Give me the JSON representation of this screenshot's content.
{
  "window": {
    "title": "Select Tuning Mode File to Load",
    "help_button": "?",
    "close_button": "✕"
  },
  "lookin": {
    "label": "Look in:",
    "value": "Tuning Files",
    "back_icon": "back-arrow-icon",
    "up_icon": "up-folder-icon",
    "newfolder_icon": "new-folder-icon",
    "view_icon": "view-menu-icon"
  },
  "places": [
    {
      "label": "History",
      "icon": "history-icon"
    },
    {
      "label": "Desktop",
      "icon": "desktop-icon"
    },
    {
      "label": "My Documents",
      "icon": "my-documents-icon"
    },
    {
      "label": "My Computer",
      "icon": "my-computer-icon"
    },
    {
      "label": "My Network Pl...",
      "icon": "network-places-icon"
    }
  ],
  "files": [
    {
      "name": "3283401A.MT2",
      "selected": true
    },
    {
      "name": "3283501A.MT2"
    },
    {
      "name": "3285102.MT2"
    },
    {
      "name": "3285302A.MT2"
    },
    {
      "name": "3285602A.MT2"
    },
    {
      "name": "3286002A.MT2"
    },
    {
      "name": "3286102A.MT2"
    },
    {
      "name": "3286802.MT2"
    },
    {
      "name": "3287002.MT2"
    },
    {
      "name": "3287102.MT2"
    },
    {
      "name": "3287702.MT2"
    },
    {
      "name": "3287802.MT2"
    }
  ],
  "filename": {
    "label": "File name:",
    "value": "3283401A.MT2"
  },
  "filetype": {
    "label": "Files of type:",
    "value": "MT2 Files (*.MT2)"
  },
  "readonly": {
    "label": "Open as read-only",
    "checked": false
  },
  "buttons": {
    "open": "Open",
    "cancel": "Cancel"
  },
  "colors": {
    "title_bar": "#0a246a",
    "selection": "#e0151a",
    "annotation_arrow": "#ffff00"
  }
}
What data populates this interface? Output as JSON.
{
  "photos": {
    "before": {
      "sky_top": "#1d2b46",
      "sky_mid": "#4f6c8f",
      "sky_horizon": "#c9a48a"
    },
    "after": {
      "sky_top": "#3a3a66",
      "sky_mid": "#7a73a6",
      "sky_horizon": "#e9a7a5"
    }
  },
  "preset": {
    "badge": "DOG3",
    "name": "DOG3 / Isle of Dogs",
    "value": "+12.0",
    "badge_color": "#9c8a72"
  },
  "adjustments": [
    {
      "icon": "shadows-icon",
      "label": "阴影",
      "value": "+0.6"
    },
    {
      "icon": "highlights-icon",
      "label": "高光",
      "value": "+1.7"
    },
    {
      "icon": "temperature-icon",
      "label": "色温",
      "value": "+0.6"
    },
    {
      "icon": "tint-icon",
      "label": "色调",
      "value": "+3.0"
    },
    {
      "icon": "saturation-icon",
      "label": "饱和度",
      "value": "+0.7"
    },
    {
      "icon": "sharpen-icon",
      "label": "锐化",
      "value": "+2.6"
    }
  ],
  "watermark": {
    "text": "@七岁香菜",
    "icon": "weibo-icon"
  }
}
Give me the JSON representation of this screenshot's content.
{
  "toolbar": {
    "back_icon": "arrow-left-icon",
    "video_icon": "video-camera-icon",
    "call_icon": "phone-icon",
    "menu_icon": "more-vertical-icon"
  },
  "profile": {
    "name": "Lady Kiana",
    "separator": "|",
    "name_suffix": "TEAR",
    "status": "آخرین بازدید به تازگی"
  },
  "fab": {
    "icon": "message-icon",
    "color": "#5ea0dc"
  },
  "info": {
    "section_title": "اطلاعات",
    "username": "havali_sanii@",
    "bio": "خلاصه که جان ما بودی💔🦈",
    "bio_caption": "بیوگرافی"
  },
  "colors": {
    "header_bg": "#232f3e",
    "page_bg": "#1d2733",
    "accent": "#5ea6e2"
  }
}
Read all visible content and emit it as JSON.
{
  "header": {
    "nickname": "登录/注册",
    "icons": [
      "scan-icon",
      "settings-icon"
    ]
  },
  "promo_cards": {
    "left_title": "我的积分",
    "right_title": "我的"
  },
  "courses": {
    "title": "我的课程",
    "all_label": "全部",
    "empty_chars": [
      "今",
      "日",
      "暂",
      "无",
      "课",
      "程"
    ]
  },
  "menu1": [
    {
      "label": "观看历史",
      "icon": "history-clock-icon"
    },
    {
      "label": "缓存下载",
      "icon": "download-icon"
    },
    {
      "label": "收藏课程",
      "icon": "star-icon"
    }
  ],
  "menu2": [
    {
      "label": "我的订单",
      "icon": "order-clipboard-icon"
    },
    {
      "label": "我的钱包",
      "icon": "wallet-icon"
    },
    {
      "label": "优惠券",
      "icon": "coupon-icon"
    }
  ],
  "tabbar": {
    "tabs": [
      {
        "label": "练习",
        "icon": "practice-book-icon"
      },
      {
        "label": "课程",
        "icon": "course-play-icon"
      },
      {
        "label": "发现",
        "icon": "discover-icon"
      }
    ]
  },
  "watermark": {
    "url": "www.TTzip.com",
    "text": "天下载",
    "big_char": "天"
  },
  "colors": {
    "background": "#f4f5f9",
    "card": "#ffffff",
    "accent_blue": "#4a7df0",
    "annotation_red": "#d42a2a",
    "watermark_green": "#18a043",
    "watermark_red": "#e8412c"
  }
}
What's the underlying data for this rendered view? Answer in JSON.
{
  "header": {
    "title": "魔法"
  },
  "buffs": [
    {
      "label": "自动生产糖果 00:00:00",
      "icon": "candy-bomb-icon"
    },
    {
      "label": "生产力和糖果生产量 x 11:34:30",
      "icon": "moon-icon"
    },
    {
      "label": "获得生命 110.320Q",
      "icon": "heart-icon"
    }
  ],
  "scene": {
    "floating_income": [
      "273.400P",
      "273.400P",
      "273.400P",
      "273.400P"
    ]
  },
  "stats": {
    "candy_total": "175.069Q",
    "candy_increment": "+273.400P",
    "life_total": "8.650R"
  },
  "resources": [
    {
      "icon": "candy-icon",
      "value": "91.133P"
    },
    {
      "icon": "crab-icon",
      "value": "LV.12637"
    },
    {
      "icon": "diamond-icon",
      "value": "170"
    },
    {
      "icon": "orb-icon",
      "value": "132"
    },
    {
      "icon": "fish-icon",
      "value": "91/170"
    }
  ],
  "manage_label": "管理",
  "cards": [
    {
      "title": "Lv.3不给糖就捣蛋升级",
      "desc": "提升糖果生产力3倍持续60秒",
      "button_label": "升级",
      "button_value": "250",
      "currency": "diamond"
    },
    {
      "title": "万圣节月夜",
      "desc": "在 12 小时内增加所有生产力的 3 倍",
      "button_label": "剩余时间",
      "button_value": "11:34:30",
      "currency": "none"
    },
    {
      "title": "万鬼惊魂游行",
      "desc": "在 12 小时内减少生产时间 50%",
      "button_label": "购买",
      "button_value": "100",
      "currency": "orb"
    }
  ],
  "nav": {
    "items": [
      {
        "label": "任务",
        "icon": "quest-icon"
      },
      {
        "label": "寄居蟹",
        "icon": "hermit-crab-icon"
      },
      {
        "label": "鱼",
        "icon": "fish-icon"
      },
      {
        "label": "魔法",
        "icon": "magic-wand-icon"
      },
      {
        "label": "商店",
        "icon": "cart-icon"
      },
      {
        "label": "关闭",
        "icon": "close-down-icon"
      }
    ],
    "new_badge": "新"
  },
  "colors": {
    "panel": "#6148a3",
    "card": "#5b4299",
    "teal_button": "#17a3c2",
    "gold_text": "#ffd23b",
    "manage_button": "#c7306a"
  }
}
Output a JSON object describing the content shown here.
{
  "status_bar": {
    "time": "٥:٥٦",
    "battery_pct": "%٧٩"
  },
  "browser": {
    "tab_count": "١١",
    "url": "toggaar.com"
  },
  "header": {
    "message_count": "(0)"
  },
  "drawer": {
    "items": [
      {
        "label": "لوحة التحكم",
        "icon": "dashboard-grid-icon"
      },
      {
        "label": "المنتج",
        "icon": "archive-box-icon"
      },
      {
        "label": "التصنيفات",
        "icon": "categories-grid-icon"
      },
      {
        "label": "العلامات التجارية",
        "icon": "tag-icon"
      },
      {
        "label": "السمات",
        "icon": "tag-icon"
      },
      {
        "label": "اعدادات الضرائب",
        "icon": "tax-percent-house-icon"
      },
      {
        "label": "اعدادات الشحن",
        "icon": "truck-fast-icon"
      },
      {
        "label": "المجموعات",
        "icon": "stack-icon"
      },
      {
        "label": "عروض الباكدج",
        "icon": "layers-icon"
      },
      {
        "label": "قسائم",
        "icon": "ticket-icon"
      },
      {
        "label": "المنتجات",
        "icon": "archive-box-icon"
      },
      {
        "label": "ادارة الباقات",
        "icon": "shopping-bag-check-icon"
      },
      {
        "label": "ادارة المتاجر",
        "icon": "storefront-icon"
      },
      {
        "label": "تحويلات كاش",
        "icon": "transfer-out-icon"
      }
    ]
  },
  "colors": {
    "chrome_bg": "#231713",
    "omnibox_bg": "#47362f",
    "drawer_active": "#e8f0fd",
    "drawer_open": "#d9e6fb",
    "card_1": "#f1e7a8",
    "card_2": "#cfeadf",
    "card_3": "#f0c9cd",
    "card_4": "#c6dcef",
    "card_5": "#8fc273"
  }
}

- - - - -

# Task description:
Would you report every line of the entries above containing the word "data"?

# Exercise output:
What data populates this interface? Output as JSON.
What's the underlying data for this rendered view? Answer in JSON.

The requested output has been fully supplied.